Science and Arts Foundation (SAF) team in Iran first suggested setting up a community information technology (IT) center in Zahedan, the capital of Sistan and Baluchistan Province, many people expressed reservations. Some thought this remote city would not be suitable for a technological project of this kind. Fortunately, the SAF team disagreed. They knew if this project were to be successful, the impact in this province, which holds a wealth of potential but still ranks last among Iran's 28 provinces on almost every development indicator, would be profound.
Then there was one more person who thought setting up a community IT center in Zahedan was a good idea. If you come to Iran and you start to work on women and youth issues, you are bound to run across Ms. Keshmiri. She is one of those dedicated and innovative thinkers, who gets the job done. She is a very strong and exceptional woman indeed and if it were not for her dedication and commitment, this project, which now boasts over 15 local, national and international partners, would never have come to fruition.
Zahedan IT Center was launched in February 2002 after more than a year of planning, focused on conducting needs assessments and developing partnerships. The center will provide ongoing training in information technology to the local population, but will especially target youth and women. See
In the short time since its establishment, the center has trained over 130 people and secured a contract to develop a website for Sistan and Baluchistan. This is the center's first income generating project. Talented and dedicated youth in the province have already been recruited to spearhead the effort. The Center will also be providing training to Afghani refugees in Zahedan and launching a robotics program.
The Science and Arts Foundation's application for funding in support of the center's activities was recently approved by the World Bank's
Information for Development Program . Besides supporting the training activities at the center and an e-shop, the grant from the World Bank, will support the launching and testing of an e-learning platform developed by Sharif University of Technology, one of SAF's main partners, and the development of interactive, multimedia educational CDs.
Youth make up over 50% of the Iranian population. Addressing the economic and employment needs of this generation of young Iranians requires innovation and also a global perspective. IT training allows for both. Of course, the impact of the Internet is well established and beyond doubt because it allows youth from different backgrounds to communicate with each other across the world and allows unlimited access to information and knowledge.
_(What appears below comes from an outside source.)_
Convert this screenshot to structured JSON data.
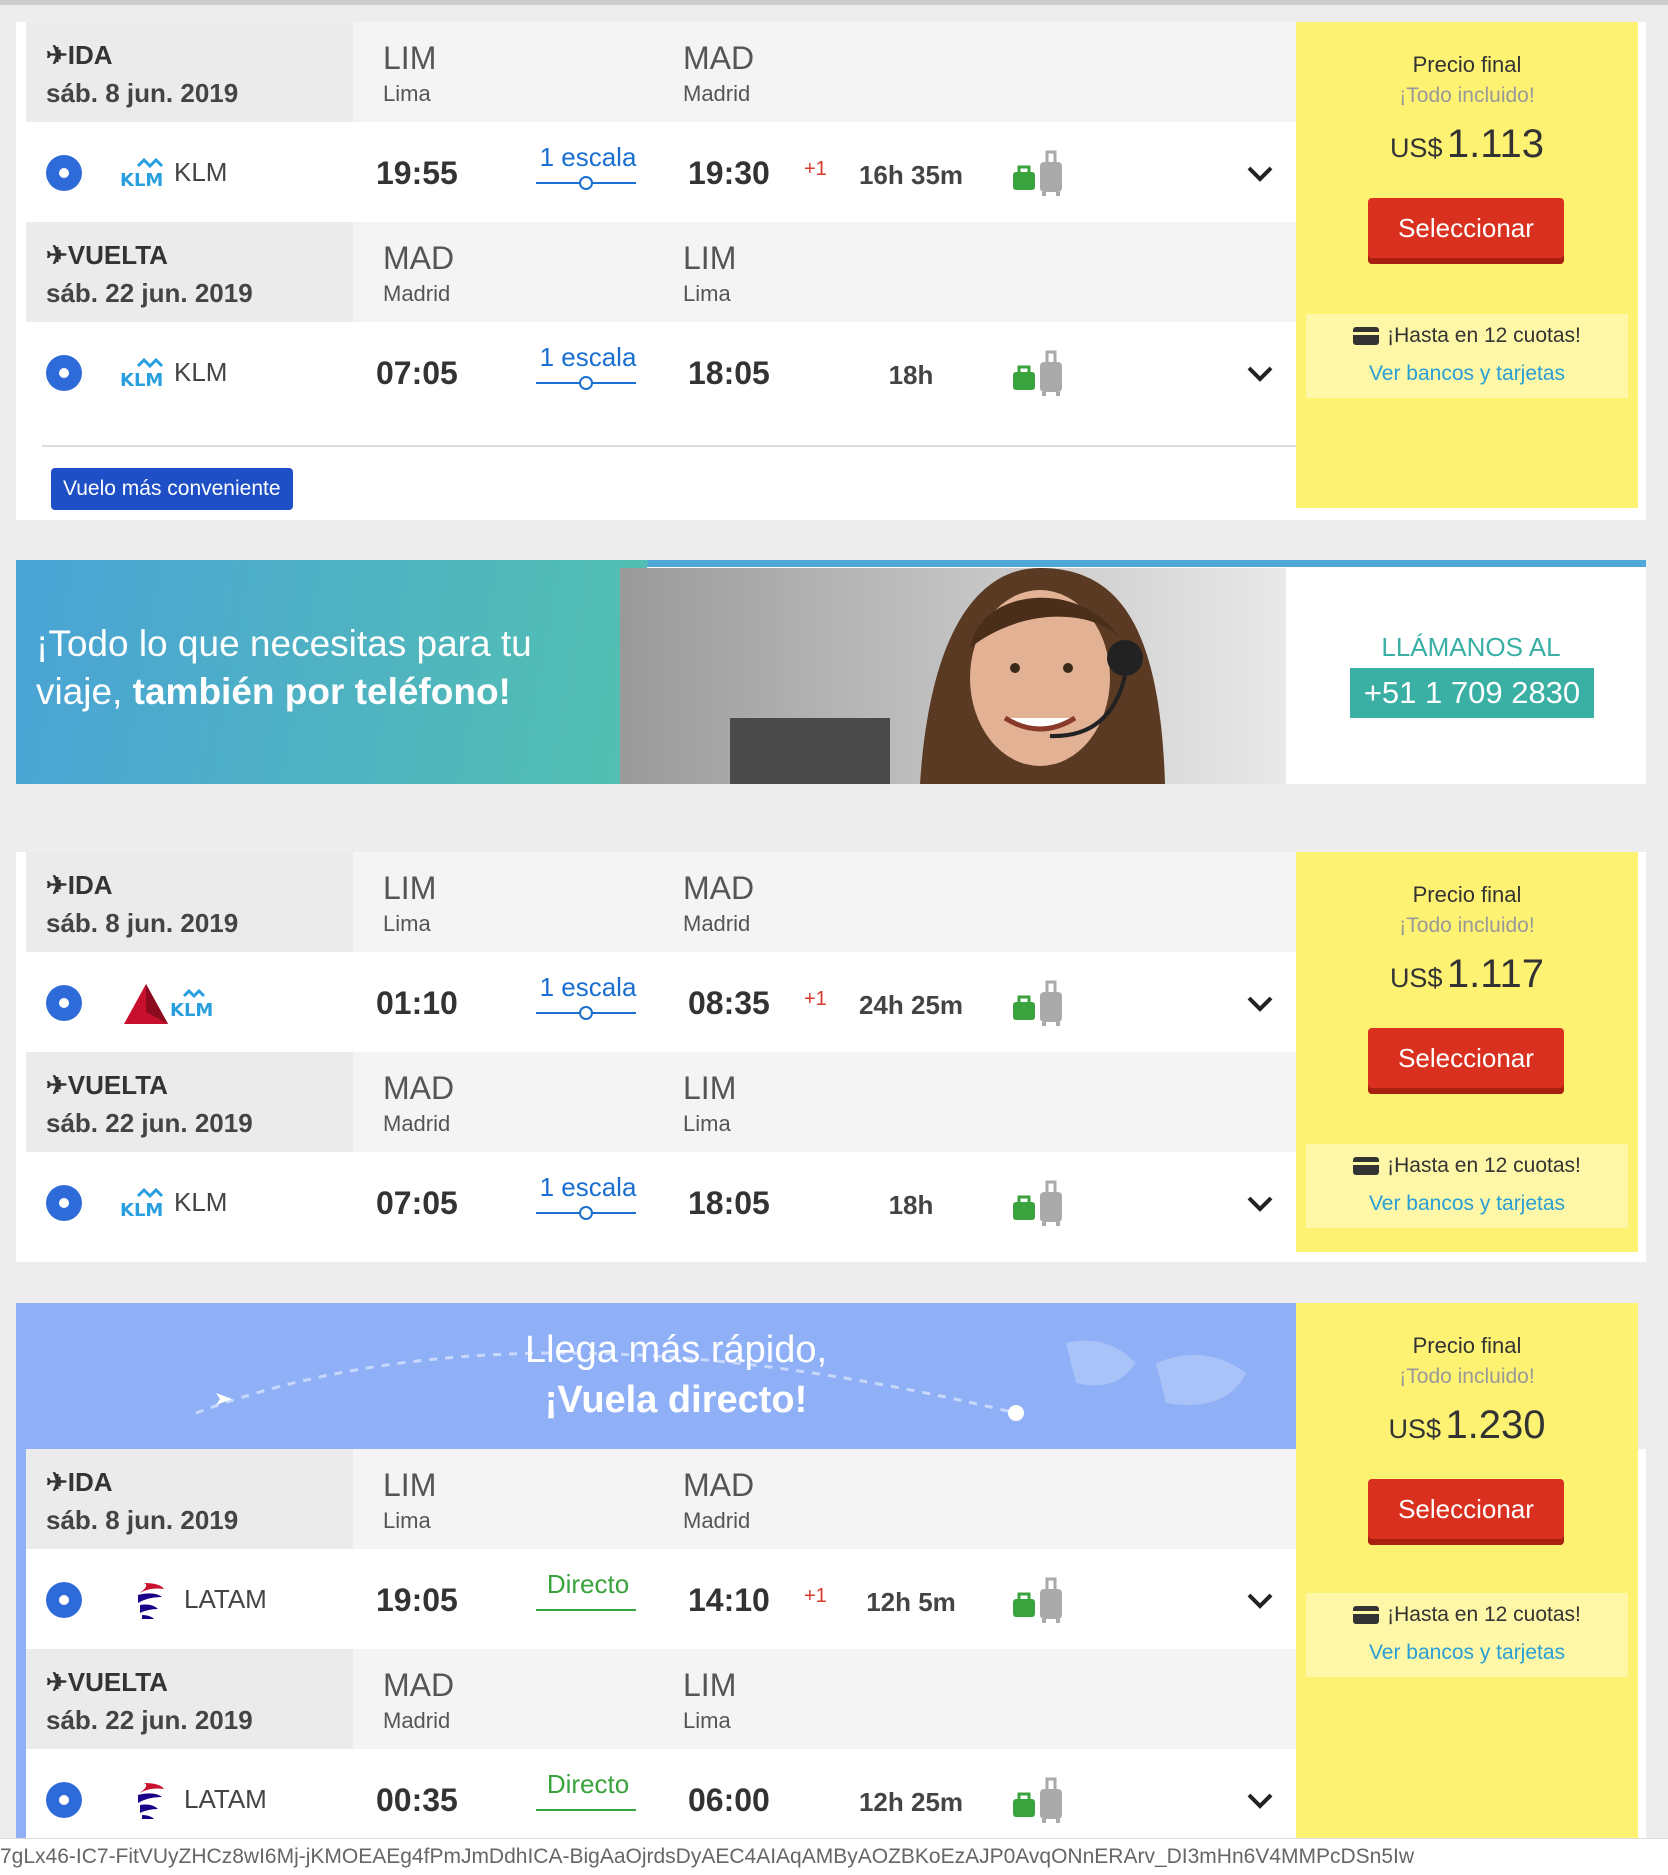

What is still in dispute for some, is the opportunity for economic empowerment. It is always interesting to see that everyone, especially international development agencies working in Iran, are so keen to get Iranian youth involved in carpet weaving projects. But when you ask them to equip youth centers and schools with computers, so that youth can become empowered to compete in the new global economy, a multitude of reasons are raised against it.
But with the support of many generous Iranian donors, and more recently some foundations and international development agencies, the Science and Arts Foundation, has been breaking this trend. Over the past three years, SAF has provided Iranian youth with a chance to test and develop their talents, by providing computers and Internet connections to over 120 educational centers in 11 provinces across Iran. Zahedan is only one example.
In order to address the economic needs of youth and the large number of female-headed households in Sistan and Baluchistan, the center will carry out income-generating activities intended to promote economic development on two tracks — targeting low and higher skilled workers.
To address the needs of low skilled workers, and especially female heads of households, an e-shop will be set up through the Zahedan IT Center, where the local handicrafts of Baluchi women will be made available on the Internet to an international market. Baluchi needlework is one of the most beautiful crafts of Iran. But because of the time and labor involved, and the low compensation, it is also a dying craft. The Zahedan e-shop will transfer the profits from the sale of these products directly to the producers. Through this project, women producers will eventually be trained to manage the e-shop and market their own products.
The project will also implement an IT micro-enterprise program for youth, which will provide small loans to young entrepreneurs seeking to start IT businesses. Those interested in competing for these loans will also be provided with intensive management training courses. One of SAF's accomplishments through its
SchoolNet program has been economic independence for youth.
The students who have received training from SAF, and through computer sites provided by SAF at their schools, have gone on to find employment in the IT field. Many have also started small scale IT companies, which develop software and provide services. Some of these talented young people have in turn been hired by SAF.
As such, besides education, one of SAF's main activities has been focused on employment and income generation for Iranian youth. Already SAF has found that there are a large number of extremely talented and gifted youth in Sistan and Baluchistan, eager to learn and to succeed.
The SAF team in Iran feels that the Zahedan IT Center will give these youth the chance to do just that. And, hopefully it will also hold some lessons for international development planners, who seem to have forgotten that most of Iran's educated youth need to be challenged and provided with opportunities where their talents are fostered and developed.
The project will, in all likelihood, also hold some lessons for replication nationally as well as in other developing countries. So, stay tuned. See